▶ [What you should do]: For each line in the data below that has the word "https", copy that line.

Records supplied Block Start

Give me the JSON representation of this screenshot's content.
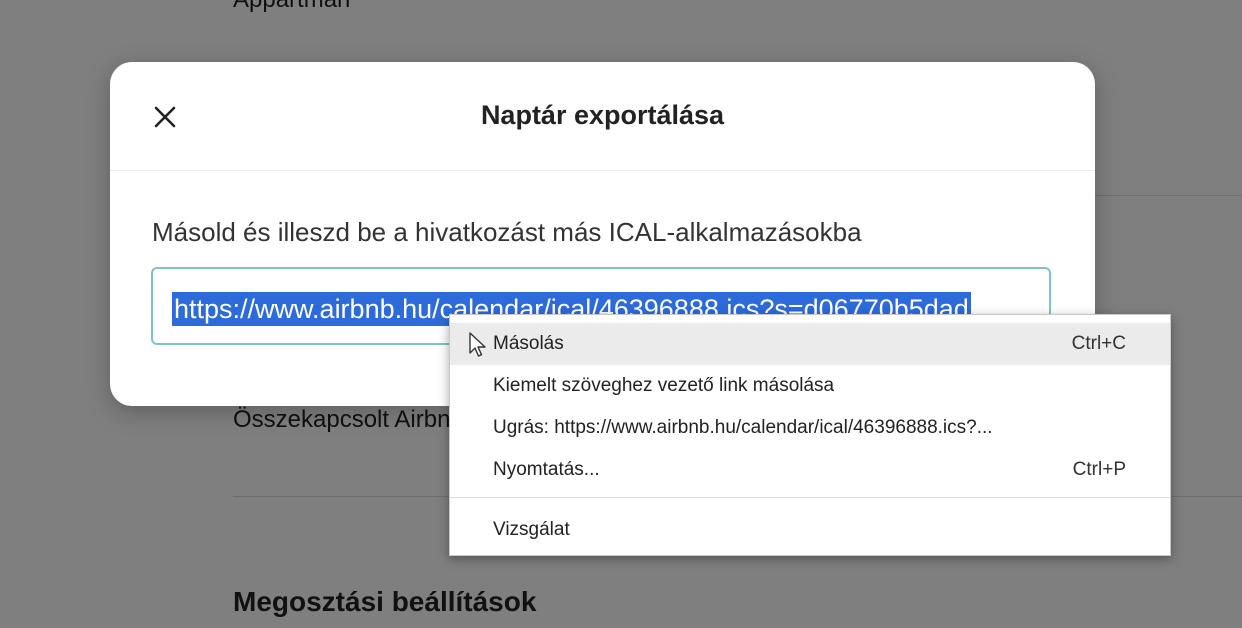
{
  "background": {
    "listing_title": "Appartman",
    "linked_calendars": "Összekapcsolt Airbnb-naptárak",
    "share_settings": "Megosztási beállítások"
  },
  "modal": {
    "title": "Naptár exportálása",
    "close_icon": "close-icon",
    "instruction": "Másold és illeszd be a hivatkozást más ICAL-alkalmazásokba",
    "link_value": "https://www.airbnb.hu/calendar/ical/46396888.ics?s=d06770b5dad"
  },
  "context_menu": {
    "items": [
      {
        "label": "Másolás",
        "shortcut": "Ctrl+C"
      },
      {
        "label": "Kiemelt szöveghez vezető link másolása",
        "shortcut": ""
      },
      {
        "label": "Ugrás: https://www.airbnb.hu/calendar/ical/46396888.ics?...",
        "shortcut": ""
      },
      {
        "label": "Nyomtatás...",
        "shortcut": "Ctrl+P"
      },
      {
        "label": "Vizsgálat",
        "shortcut": ""
      }
    ]
  },
  "colors": {
    "selection": "#2d6bdb",
    "input_border": "#7fc4c4",
    "overlay": "#000000"
  }
}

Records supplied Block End

▶ [Task response]:
    "link_value": "https://www.airbnb.hu/calendar/ical/46396888.ics?s=d06770b5dad"
        "label": "Ugrás: https://www.airbnb.hu/calendar/ical/46396888.ics?...",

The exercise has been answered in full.